0.25% | 87% | 7h 41m |

0.5% | 84% | 8h 15m |

0.75% | 79% | 9h 4m |

## Comparison of Activation Functions

The choice of activation function can greatly influence the learning behavior of a neural network. In this table, we evaluate the accuracy achieved by different activation functions on a text classification task.

Activation Function | Accuracy | Training Time |
---|---|---|

ReLU | 89% | 3h 25m |

Sigmoid | 87% | 3h 10m |

Tanh | 92% | 3h 45m |

Leaky ReLU | 91% | 3h 32m |

In conclusion, the choice of various factors such as learning rate, regularization strength, optimization algorithm, batch size, hidden units, data augmentation, loss function, dropout rate, and activation function play a crucial role in the success of gradient descent optimization. It is important to experiment and fine-tune these factors to achieve the desired performance in machine learning tasks.

# Frequently Asked Questions

## Question 1: What is gradient descent and what does the equation represent?

The gradient descent is an optimization algorithm that aims to find the minimum of a function by iteratively adjusting the parameters. The equation represents the update rule that dictates how the parameters are updated at each iteration.

## Question 2: How does the gradient descent equation work?

The gradient descent equation works by taking the derivative of the function with respect to each parameter and multiplying it by a learning rate. This product is then subtracted from the current parameter value, which moves the parameter in the direction of steepest descent.

## Question 3: What is the learning rate in the gradient descent equation?

The learning rate is a hyperparameter that controls the step size taken during each parameter update. It determines how quickly the algorithm converges to the minimum. A small learning rate might result in slow convergence, while a large learning rate can cause overshooting and instability.

## Question 4: What happens if the learning rate is too high in the gradient descent equation?

If the learning rate is too high, the algorithm may oscillate or fail to converge. This is because the steps taken during each update are too large, causing the algorithm to overshoot the minimum and become unstable.

## Question 5: What happens if the learning rate is too low in the gradient descent equation?

If the learning rate is too low, the algorithm may converge very slowly. This is because the steps taken during each update are too small, resulting in a slow progression towards the minimum. In some cases, an excessively low learning rate may prevent the algorithm from reaching the minimum altogether.

## Question 6: Can the gradient descent equation be used for functions with multiple parameters?

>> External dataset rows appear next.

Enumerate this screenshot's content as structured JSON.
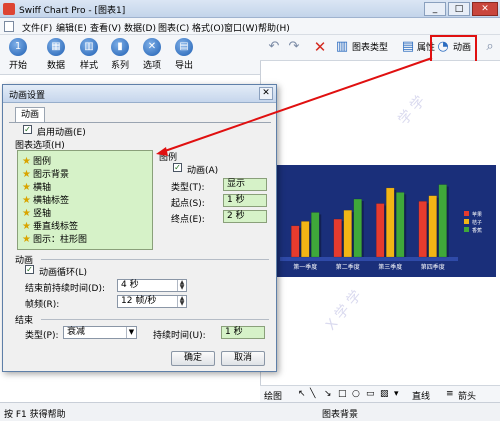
{
  "window": {
    "title": "Swiff Chart Pro - [图表1]",
    "controls": [
      "_",
      "□",
      "✕"
    ]
  },
  "menubar": [
    "文件(F)",
    "编辑(E)",
    "查看(V)",
    "数据(D)",
    "图表(C)",
    "格式(O)",
    "窗口(W)",
    "帮助(H)"
  ],
  "toolbar": [
    {
      "label": "开始",
      "icon": "start-icon",
      "glyph": "1"
    },
    {
      "label": "数据",
      "icon": "data-icon",
      "glyph": "▦"
    },
    {
      "label": "样式",
      "icon": "style-icon",
      "glyph": "▥"
    },
    {
      "label": "系列",
      "icon": "series-icon",
      "glyph": "▮"
    },
    {
      "label": "选项",
      "icon": "options-icon",
      "glyph": "✕"
    },
    {
      "label": "导出",
      "icon": "export-icon",
      "glyph": "▤"
    }
  ],
  "toolbar2": {
    "chart_type": "图表类型",
    "properties": "属性",
    "animation": "动画"
  },
  "dialog": {
    "title": "动画设置",
    "tab": "动画",
    "enable_animation": "启用动画(E)",
    "chart_options_label": "图表选项(H)",
    "list_items": [
      "图例",
      "图示背景",
      "横轴",
      "横轴标签",
      "竖轴",
      "垂直线标签",
      "图示：柱形图"
    ],
    "legend_group": "图例",
    "legend_animation": "动画(A)",
    "type_label": "类型(T):",
    "type_value": "显示",
    "start_label": "起点(S):",
    "start_value": "1 秒",
    "end_label": "终点(E):",
    "end_value": "2 秒",
    "animation_group": "动画",
    "loop": "动画循环(L)",
    "duration_label": "结束前持续时间(D):",
    "duration_value": "4 秒",
    "fps_label": "帧频(R):",
    "fps_value": "12 帧/秒",
    "end_group": "结束",
    "end_type_label": "类型(P):",
    "end_type_value": "衰减",
    "end_duration_label": "持续时间(U):",
    "end_duration_value": "1 秒",
    "ok": "确定",
    "cancel": "取消"
  },
  "chart_data": {
    "type": "bar",
    "categories": [
      "第一季度",
      "第二季度",
      "第三季度",
      "第四季度"
    ],
    "series": [
      {
        "name": "苹果",
        "values": [
          28,
          34,
          48,
          50
        ],
        "color": "#e63b2e"
      },
      {
        "name": "桔子",
        "values": [
          32,
          42,
          62,
          55
        ],
        "color": "#f2b515"
      },
      {
        "name": "香蕉",
        "values": [
          40,
          52,
          58,
          65
        ],
        "color": "#3fa83a"
      }
    ],
    "ylim": [
      0,
      70
    ],
    "grid": false,
    "legend": "right"
  },
  "bottombar": {
    "draw": "绘图",
    "line": "直线",
    "arrow": "箭头"
  },
  "status": {
    "help": "按 F1 获得帮助",
    "context": "图表背景"
  },
  "colors": {
    "accent_red": "#e01010",
    "listbox_bg": "#d6f2c8",
    "chart_bg": "#1a2f7a"
  }
}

Yes, the gradient descent equation can be used for functions with multiple parameters. The equation calculates the derivative for each parameter independently and updates them accordingly at each iteration.

## Question 7: Are there different variations of the gradient descent equation?

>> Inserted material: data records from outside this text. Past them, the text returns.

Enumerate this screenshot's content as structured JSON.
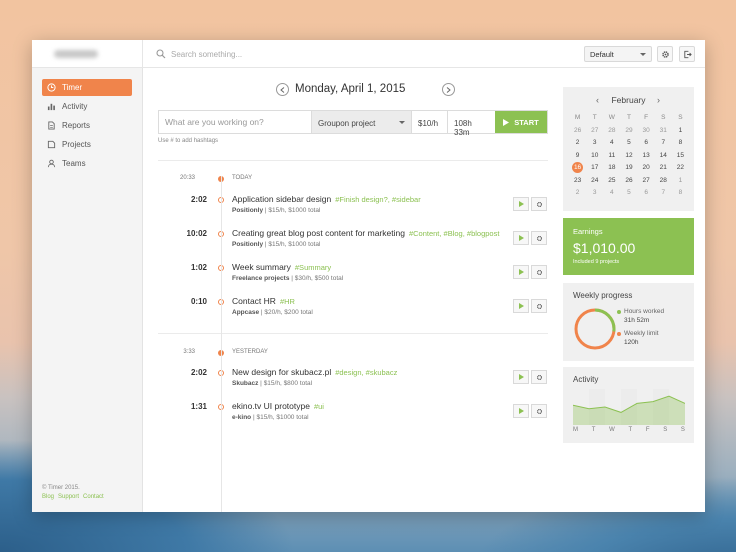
{
  "topbar": {
    "search_placeholder": "Search something...",
    "select_value": "Default",
    "icons": [
      "search-icon",
      "gear-icon",
      "logout-icon"
    ]
  },
  "sidebar": {
    "items": [
      {
        "label": "Timer",
        "icon": "clock-icon",
        "active": true
      },
      {
        "label": "Activity",
        "icon": "bar-chart-icon",
        "active": false
      },
      {
        "label": "Reports",
        "icon": "document-icon",
        "active": false
      },
      {
        "label": "Projects",
        "icon": "folder-icon",
        "active": false
      },
      {
        "label": "Teams",
        "icon": "user-icon",
        "active": false
      }
    ],
    "footer": {
      "copyright": "© Timer 2015.",
      "links": [
        "Blog",
        "Support",
        "Contact"
      ]
    }
  },
  "main": {
    "date": "Monday, April 1, 2015",
    "entry": {
      "placeholder": "What are you working on?",
      "project": "Groupon project",
      "rate": "$10/h",
      "hours": "108h 33m",
      "start_label": "START"
    },
    "hint": "Use # to add hashtags",
    "days": [
      {
        "time": "20:33",
        "label": "TODAY",
        "entries": [
          {
            "duration": "2:02",
            "title": "Application sidebar design",
            "tags": "#Finish design?, #sidebar",
            "project": "Positionly",
            "meta": "$15/h, $1000 total"
          },
          {
            "duration": "10:02",
            "title": "Creating great blog post content for marketing",
            "tags": "#Content, #Blog, #blogpost",
            "project": "Positionly",
            "meta": "$15/h, $1000 total"
          },
          {
            "duration": "1:02",
            "title": "Week summary",
            "tags": "#Summary",
            "project": "Freelance projects",
            "meta": "$30/h, $500 total"
          },
          {
            "duration": "0:10",
            "title": "Contact HR",
            "tags": "#HR",
            "project": "Appcase",
            "meta": "$20/h, $200 total"
          }
        ]
      },
      {
        "time": "3:33",
        "label": "YESTERDAY",
        "entries": [
          {
            "duration": "2:02",
            "title": "New design for skubacz.pl",
            "tags": "#design, #skubacz",
            "project": "Skubacz",
            "meta": "$15/h, $800 total"
          },
          {
            "duration": "1:31",
            "title": "ekino.tv UI prototype",
            "tags": "#ui",
            "project": "e-kino",
            "meta": "$15/h, $1000 total"
          }
        ]
      }
    ]
  },
  "calendar": {
    "month": "February",
    "dow": [
      "M",
      "T",
      "W",
      "T",
      "F",
      "S",
      "S"
    ],
    "weeks": [
      [
        "26",
        "27",
        "28",
        "29",
        "30",
        "31",
        "1"
      ],
      [
        "2",
        "3",
        "4",
        "5",
        "6",
        "7",
        "8"
      ],
      [
        "9",
        "10",
        "11",
        "12",
        "13",
        "14",
        "15"
      ],
      [
        "16",
        "17",
        "18",
        "19",
        "20",
        "21",
        "22"
      ],
      [
        "23",
        "24",
        "25",
        "26",
        "27",
        "28",
        "1"
      ],
      [
        "2",
        "3",
        "4",
        "5",
        "6",
        "7",
        "8"
      ]
    ],
    "today": "16"
  },
  "earnings": {
    "label": "Earnings",
    "amount": "$1,010.00",
    "sub": "Included 9 projects"
  },
  "progress": {
    "label": "Weekly progress",
    "hours_worked_label": "Hours worked",
    "hours_worked": "31h 52m",
    "weekly_limit_label": "Weekly limit",
    "weekly_limit": "120h",
    "fraction": 0.27
  },
  "activity": {
    "label": "Activity",
    "days": [
      "M",
      "T",
      "W",
      "T",
      "F",
      "S",
      "S"
    ],
    "values": [
      0.55,
      0.45,
      0.5,
      0.35,
      0.6,
      0.65,
      0.8,
      0.6
    ]
  },
  "colors": {
    "accent": "#f0844b",
    "green": "#8cc152"
  }
}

Yes, there are variations of the gradient descent equation. The most common ones include batch gradient descent, stochastic gradient descent, and mini-batch gradient descent. They differ in how the training data is used to update the parameters.

## Question 8: Can the gradient descent equation be used for non-convex functions?

Yes, the gradient descent equation can be used for non-convex functions as well. Although it is commonly used for convex optimization, it can still move towards local minima in non-convex scenarios.

## Question 9: What are some potential challenges with the gradient descent equation?

Some challenges with the gradient descent equation include the possibility of getting stuck in local minima, sensitivity to the initial parameter values, and the need to carefully tune the learning rate. Additionally, it may require a large number of iterations for convergence in complex optimization problems.

## Question 10: Are there any alternatives to the gradient descent equation?

Yes, there are alternative optimization algorithms to the gradient descent equation. Some popular ones include Newton’s method, Levenberg-Marquardt algorithm, and conjugate gradient method. These algorithms may offer faster convergence or better performance in certain scenarios.